The main thing that struck me about MDNA versus her other tours—and really, Madonna's tours can't be compared with almost anyone else's, with only Lady Gaga in her wake having attempted the template Madonna created as far back as Who's That Girl in 1987—is that MDNA is less artificially divided into sections. Though there are suites, there's far more artistic and stylistic and musical overlap than in past efforts, where you might find yourself with pop cultural whiplash after zipping from disco to Dietrich just because why not? I never felt, even with the suites separated by what are the best overall visuals from any Madonna tour, that separate thoughts were happening. Rather, MDNA feels like one cohesive rumination on a relationship, and it's pretty hard not to imagine it was borne of Madonna's failed marriage to Guy Ritchie.
I don't know what Guy did to her, but based on this performance, dude needs to get arrested—she is not just sad, she is devastated, and it makes for a fascinating two hours. It's hard to envision Madonna as vulnerable even after many years of some of the tenderest love songs you'd ever want to hear due to the strength she emanates as a woman and as an artist, but even Smaug the dragon from The Hobbit had a chink in his armor. Madonna's appears to be located close to her heart.

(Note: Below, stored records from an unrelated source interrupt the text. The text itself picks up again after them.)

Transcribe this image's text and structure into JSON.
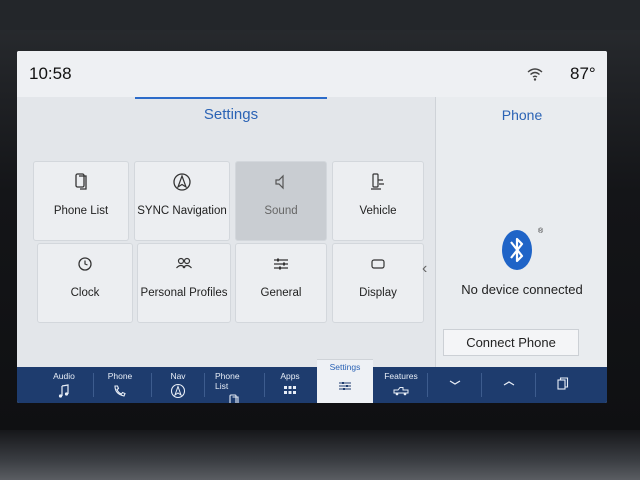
{
  "status": {
    "time": "10:58",
    "temperature": "87°"
  },
  "settings": {
    "title": "Settings",
    "tiles": [
      {
        "label": "Phone List",
        "icon": "phone-list-icon"
      },
      {
        "label": "SYNC Navigation",
        "icon": "navigation-icon"
      },
      {
        "label": "Sound",
        "icon": "speaker-icon",
        "disabled": true
      },
      {
        "label": "Vehicle",
        "icon": "vehicle-icon"
      },
      {
        "label": "Clock",
        "icon": "clock-icon"
      },
      {
        "label": "Personal Profiles",
        "icon": "profiles-icon"
      },
      {
        "label": "General",
        "icon": "sliders-icon"
      },
      {
        "label": "Display",
        "icon": "display-icon"
      }
    ],
    "page_indicator": {
      "current": 1,
      "total": 2
    }
  },
  "phone": {
    "title": "Phone",
    "status": "No device connected",
    "connect_label": "Connect Phone"
  },
  "navbar": {
    "items": [
      {
        "label": "Audio",
        "icon": "music-note-icon"
      },
      {
        "label": "Phone",
        "icon": "phone-icon"
      },
      {
        "label": "Nav",
        "icon": "navigation-icon"
      },
      {
        "label": "Phone List",
        "icon": "phone-list-icon"
      },
      {
        "label": "Apps",
        "icon": "apps-grid-icon"
      },
      {
        "label": "Settings",
        "icon": "sliders-icon",
        "active": true
      },
      {
        "label": "Features",
        "icon": "truck-icon"
      }
    ],
    "right_buttons": [
      "chevron-down-icon",
      "chevron-up-icon",
      "windows-icon"
    ]
  },
  "colors": {
    "accent": "#2b63b5",
    "navbar": "#1e3c6e",
    "screen_bg": "#dfe3e8"
  }
}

The show opens with a prolonged, um, religious chant that involves black-robed monks and an ominously swinging censer that was beyond spectacular as seen from the golden triangle. (I wouldn't give my golden triangle experience back for anything, but if you're dying because you can't get in, don't—you see much more of the show from the rows in front of the pit.) Madonna's always good at ratcheting up anticipation, often writing the word into her songs, but I would have suggested she pare this part down. The build-up became a little tedious at one point, even though her eventual appearance from behind a scrim (Who's That Girl Tour!) was of course orgasm-inducing.
"Girl Gone Wild" is a goddamn good song that deserves more love than it's been given, and it serves as a fine, rousing opener, featuring terrific dancing. Madonna looks alarmingly perfect, even with her Hilary Duff updo. I would venture to say everything about Madonna has never looked better on any other tour. You'd have to go back to Blond Ambition or even The Virgin Tour to find a comparably beautiful Madonna, and the clothes are sick.
"Revolver" is filler, a gun-filled almost-anthem featuring a larger-than-life Lil' Wayne projection dueting with the diva.
"Gang Bang" is one of the best bits Madonna's ever done on stage, an instant classic. The over-the-top theatricality more than makes up for the harshness of seeing her blow people away. It's been said before, but the Quentin Tarantino vibe is palpable as Madonna scales a wall in her stylized hotel set using a cross that doubles as a mini-ladder. Climbing the stairway to heaven while her lover gets ready for a trip to hell? Ah, he deserved it.
"Papa Don't Preach" appears in a truncated but faithful version that will be a welcome relief for casual fans not wild about hearing only music made in 2010 or later. "Hung Up"—a joyous, bubbly dance tune—is reinvented as a plaintive, cold, bondage-induced complaint. Seeing Madonna literally strung up hammers home the point of being restricted and controlled.